However, he was never a professional player, despite his incredible record for promoting the game of cricket. He played for Gloucestershire for many years before moving to south east London. His scores could be seen as even more remarkable considering the state of the pitches in the 19th century compared with the ones of today.
In an era when a batsman scoring 100 runs in a single innings was a comparatively rare event, Grace scored 2,739 first class runs in 1871 and he dominated the game for more than 20 years. As well as exceptional stamina, he had an ability to see the ball early and judge its length. He was the first player in modern cricket to score two centuries in the same match. At the Oval in 1878 he threw a cricket ball more than 116yds (106m) and on his test debut there in 1880 he made 152 runs. Even at the age of 46 he scored over 1,000 runs in a season. Grace was also a formidable figure: athletic in his earlier years, he had a very high front elbow and was an excellent fielder, making 887 catches, the second highest number taken by anyone in their career.
Although Grace stopped playing first-class cricket in 1908 - in his sixtieth year - he continued to play in less-important matches. During his very last match, in 1914, he managed to score 69 runs with the bat and was not out. He died from heart failure at his home in Eltham the following year. Marking the 75th anniversary of his death, journalist Christopher Martin-Jenkins said: 'W G paved the way for the golden age? the hallmark of which was the beauty and brilliance of the batting, and especially the amateur batting'.
Only a tram line separates the grave of W G Grace from the pub bearing his name. The modern W G Grace pub contains memorabilia including bats and stumps and resembles a cricket pavilion from the outside. Inside is a long bar from which bar snacks are available. If only it had a lawn outside instead of a road, this would be a cricketer's paradise.
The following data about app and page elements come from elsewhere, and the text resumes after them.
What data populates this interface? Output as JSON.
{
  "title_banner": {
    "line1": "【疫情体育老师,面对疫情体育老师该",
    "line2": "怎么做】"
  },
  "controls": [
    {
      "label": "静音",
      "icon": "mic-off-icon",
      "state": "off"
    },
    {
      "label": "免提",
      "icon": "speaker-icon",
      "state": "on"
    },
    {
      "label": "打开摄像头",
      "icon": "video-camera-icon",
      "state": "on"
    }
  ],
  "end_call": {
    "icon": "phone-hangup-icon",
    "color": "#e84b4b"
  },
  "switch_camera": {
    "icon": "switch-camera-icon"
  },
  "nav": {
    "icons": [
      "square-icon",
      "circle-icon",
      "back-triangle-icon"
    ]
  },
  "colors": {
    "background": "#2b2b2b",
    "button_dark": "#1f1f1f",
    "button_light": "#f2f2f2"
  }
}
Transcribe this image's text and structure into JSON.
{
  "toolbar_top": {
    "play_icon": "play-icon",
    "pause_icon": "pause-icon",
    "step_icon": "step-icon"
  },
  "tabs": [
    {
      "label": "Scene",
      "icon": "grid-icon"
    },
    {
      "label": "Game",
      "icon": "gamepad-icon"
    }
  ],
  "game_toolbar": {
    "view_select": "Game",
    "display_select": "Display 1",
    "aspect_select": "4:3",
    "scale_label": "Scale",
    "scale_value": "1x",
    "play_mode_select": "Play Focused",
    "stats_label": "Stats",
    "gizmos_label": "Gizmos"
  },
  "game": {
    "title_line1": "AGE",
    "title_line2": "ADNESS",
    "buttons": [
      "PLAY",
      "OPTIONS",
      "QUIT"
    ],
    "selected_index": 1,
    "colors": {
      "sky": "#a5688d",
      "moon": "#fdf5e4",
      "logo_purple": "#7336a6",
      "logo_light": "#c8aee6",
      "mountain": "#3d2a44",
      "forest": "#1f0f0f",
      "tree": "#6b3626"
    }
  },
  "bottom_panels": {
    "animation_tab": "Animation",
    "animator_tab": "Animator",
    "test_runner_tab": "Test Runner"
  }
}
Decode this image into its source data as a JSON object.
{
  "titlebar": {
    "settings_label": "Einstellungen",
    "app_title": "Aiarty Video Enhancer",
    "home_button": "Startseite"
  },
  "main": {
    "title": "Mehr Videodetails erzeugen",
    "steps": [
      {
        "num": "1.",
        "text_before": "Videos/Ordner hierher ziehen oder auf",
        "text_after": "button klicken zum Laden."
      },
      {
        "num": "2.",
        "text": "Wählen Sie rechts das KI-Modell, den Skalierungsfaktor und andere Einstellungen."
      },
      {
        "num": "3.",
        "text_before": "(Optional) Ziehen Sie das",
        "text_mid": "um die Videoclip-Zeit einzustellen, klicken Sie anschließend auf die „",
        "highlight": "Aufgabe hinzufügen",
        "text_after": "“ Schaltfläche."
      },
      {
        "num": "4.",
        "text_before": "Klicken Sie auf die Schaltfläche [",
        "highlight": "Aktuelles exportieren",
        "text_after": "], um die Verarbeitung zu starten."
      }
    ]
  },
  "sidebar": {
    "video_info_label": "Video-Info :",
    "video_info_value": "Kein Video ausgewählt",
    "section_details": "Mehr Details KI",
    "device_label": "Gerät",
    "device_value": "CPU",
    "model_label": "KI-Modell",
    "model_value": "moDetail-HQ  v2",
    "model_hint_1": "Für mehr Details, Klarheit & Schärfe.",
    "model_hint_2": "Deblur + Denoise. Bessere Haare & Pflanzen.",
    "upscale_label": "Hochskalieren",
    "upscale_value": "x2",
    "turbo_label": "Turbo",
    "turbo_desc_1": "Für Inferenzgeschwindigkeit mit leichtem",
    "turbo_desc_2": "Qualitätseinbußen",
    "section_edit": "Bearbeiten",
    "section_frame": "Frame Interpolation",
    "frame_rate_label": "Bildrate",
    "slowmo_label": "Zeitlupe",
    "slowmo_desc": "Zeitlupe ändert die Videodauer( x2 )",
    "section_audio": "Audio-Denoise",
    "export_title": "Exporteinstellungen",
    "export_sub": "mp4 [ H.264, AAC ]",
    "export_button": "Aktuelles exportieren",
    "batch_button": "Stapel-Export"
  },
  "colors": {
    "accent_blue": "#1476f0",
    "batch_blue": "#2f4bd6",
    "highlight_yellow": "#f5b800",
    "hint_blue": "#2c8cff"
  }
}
South Norwood Country Park is quite flat and allows a good view of the bird life. Reed and sedge warblers breed here, and red kites and woodpeckers can also be found. Reed warblers arrive in mid-April to May and depart to sub-Saharan regions in August to October. Males arrive at the breeding area two weeks before the females. Unmated males trying to attract females sing at high intensity, so listen out for their long song phrases.
Some of the walk follows the Country Park Trim Trail, a series of wooden structures where you can exercise different muscle groups. A sign next to each one describes the exercises and advises how many repetitions to do, depending on your level of fitness. These include parallel wooden bars for arm dips and another set for abdominal sit-ups.